MATERIAL PROVIDED:
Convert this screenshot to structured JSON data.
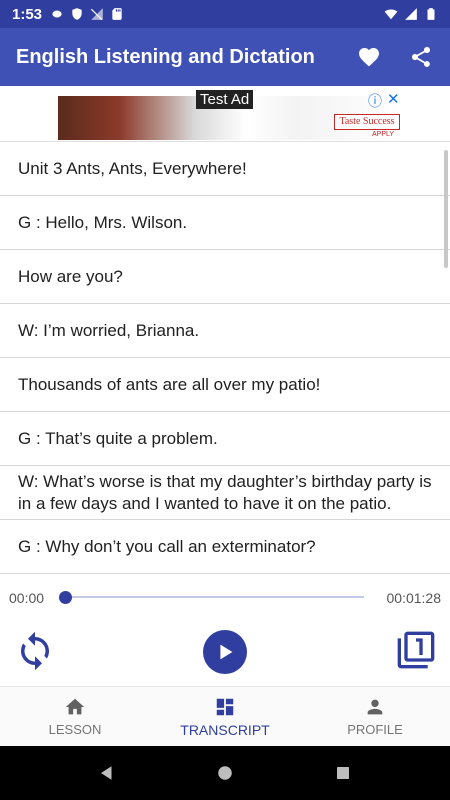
{
  "status_bar": {
    "time": "1:53"
  },
  "app_bar": {
    "title": "English Listening and Dictation"
  },
  "ad": {
    "label": "Test Ad",
    "brand": "Taste Success",
    "apply": "APPLY"
  },
  "transcript": [
    "Unit 3 Ants, Ants, Everywhere!",
    "G : Hello, Mrs. Wilson.",
    "How are you?",
    "W: I’m worried, Brianna.",
    "Thousands of ants are all over my patio!",
    "G : That’s quite a problem.",
    "W: What’s worse is that my daughter’s birthday party is in a few days and I wanted to have it on the patio.",
    "G : Why don’t you call an exterminator?"
  ],
  "player": {
    "current_time": "00:00",
    "total_time": "00:01:28",
    "progress": 0
  },
  "bottom_nav": [
    {
      "label": "LESSON",
      "icon": "home-icon",
      "active": false
    },
    {
      "label": "TRANSCRIPT",
      "icon": "dashboard-icon",
      "active": true
    },
    {
      "label": "PROFILE",
      "icon": "person-icon",
      "active": false
    }
  ],
  "colors": {
    "primary": "#3F51B5",
    "primary_dark": "#303F9F",
    "accent": "#303F9F"
  }
}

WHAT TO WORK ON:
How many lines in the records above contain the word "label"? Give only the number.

ANSWER BOX:
4